July 8, 2020
By default, the Engine keeps only one set of input mappings. If a user changes a mapping (for example, by changing the Jump event from
Shift), that change is permanent. There is no way to revert to the default mapping.
Similarly, every user on a device (think consoles) must use the same set of mappings. If one person changes a mapping, everyone in the local party will be stuck with the change. And in the context of action RPGs (like League of Legends or Overwatch), you would have to tweak your mappings every time you play a new character.
Remapt solves these problems by using mapping loadouts (called Decks).
A Deck is a set of inputs. It contains a list of every named input event defined in your Project Settings (both Actions and Axes) and allows you to specify an arbitrary number of mappings for each input event (e.g. Jump mapped to
Spacebar on PC and
X on PS4).
The developer/end user can define an infinite number of Decks, and an infinite number of mappings for each input event in a Deck.
Remapt only supports pre-defined input events, i.e. those defined by the developer. For example, it would not allow a user to create a CustomInput event that the developer had not already defined.
While you can define as many Decks as you like, a player can only use one Deck at a time (the Active Deck). If LiveSync is enabled (in Project Settings), any runtime changes to the Active Deck will automatically go live to the player.
An Active Deck will be assigned to a player on game start. However, you can change the Active Deck at runtime.
Any Deck can be duplicated and then tweaked.
Modern games, which can have tens or even hundreds of inputs, will frequently categorize inputs. Remapt allows you to categorize and tag your inputs using a DataTable called
MappingDetails.
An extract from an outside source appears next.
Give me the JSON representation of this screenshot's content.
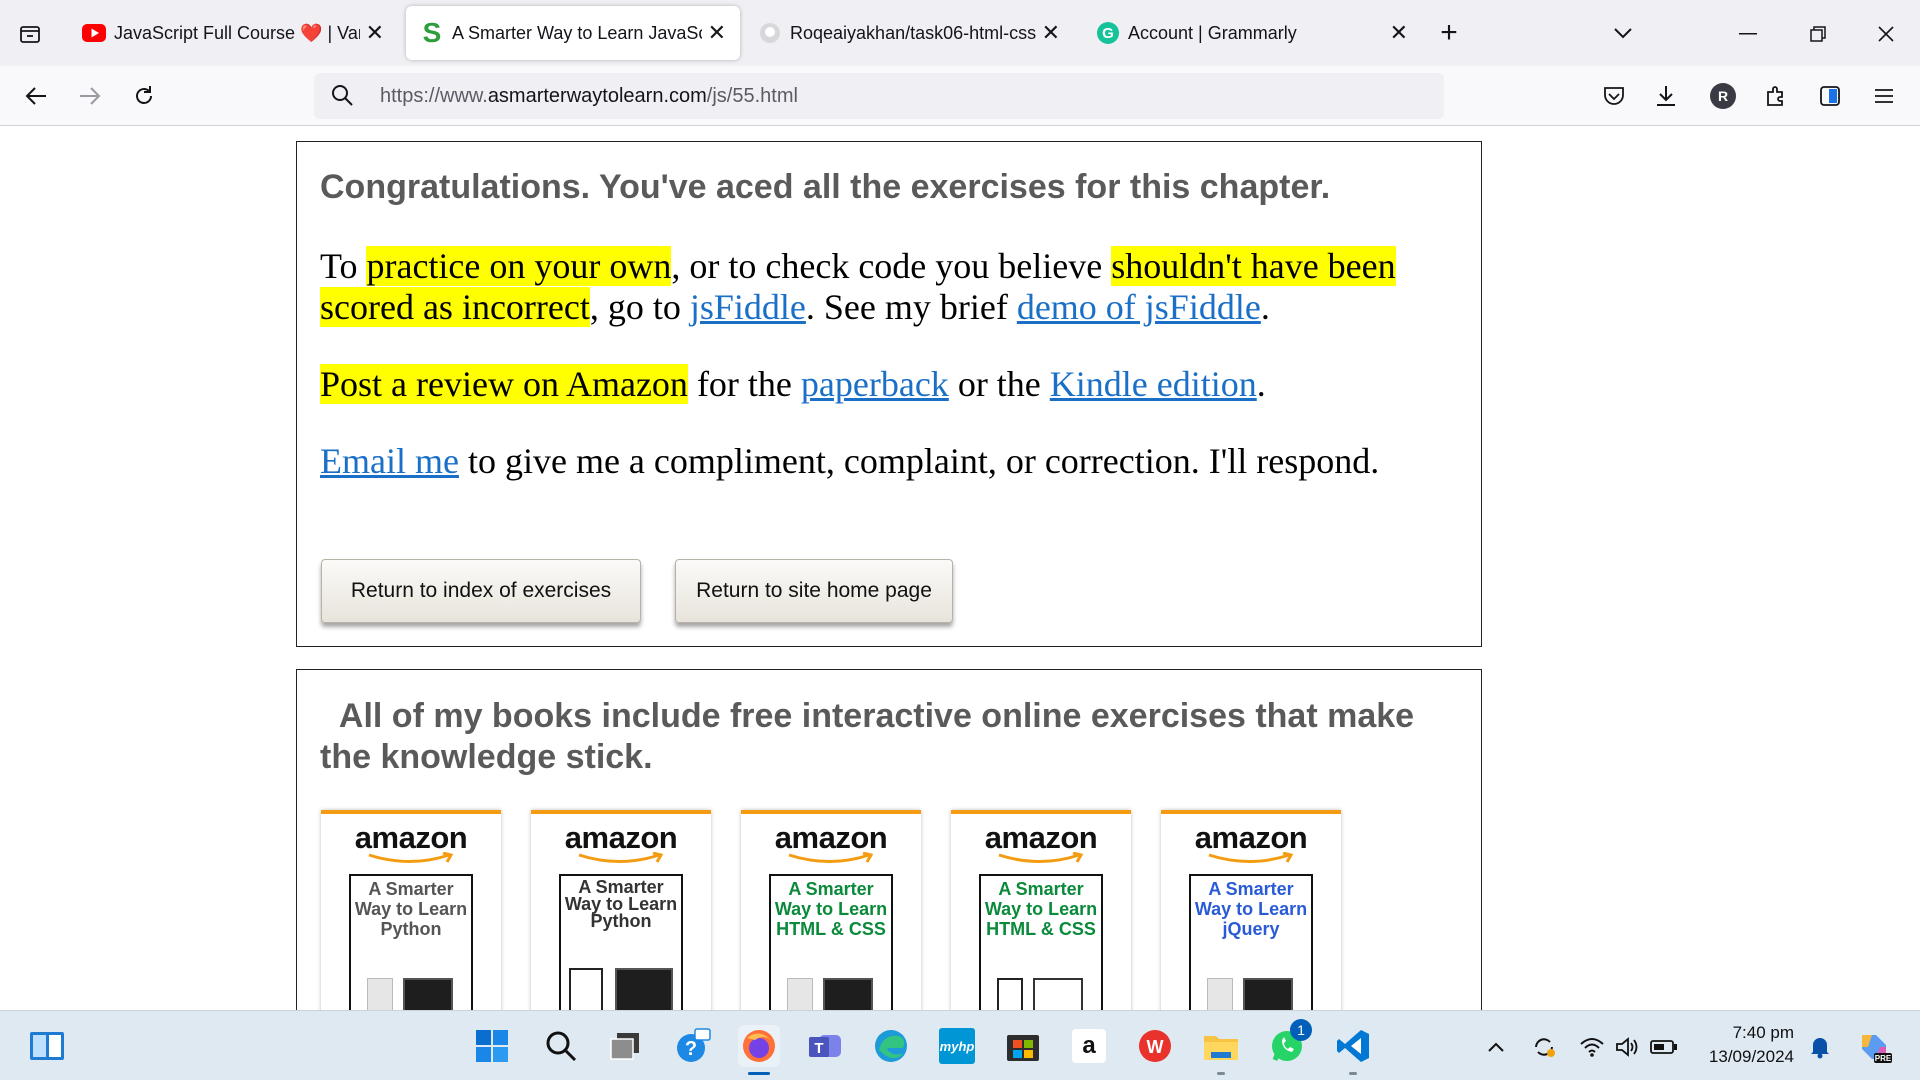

The MappingDetails table can be found in the Remapt plugin's content folder.
If you can't see this folder right away, go to your Content Browser, click the
View Optionsdropup, and make sure that
Show Plugin Contentis checked.
Both categories and identifiers are simple Gameplay Tags. They should stick to the following format:
These categories can be queried at runtime to give end users a more organized interface. In addition, the identifiers can be queried to, for instance, show certain mappings only for specific characters.
While it is great to allow your users to define their own Decks, you may want to give them some to start with. These Decks are called Presets and they come with their own Editor.
Using the Preset Editor, you can design a set of mappings that is suited for a particular purpose (such as for a particular character).
After defining a Preset, make sure to add it to the list of Presets in Project Settings.
Presets can also make use of Deck Details. This is any additional information that you want to provide for your Preset, like a name, a description, an icon, or a hero that it applies to.
Simply define a Deck Details asset and add any variables you want - be sure to make them instance editable. Then use that set of Deck Details in your Preset and fill out the information as you see fit.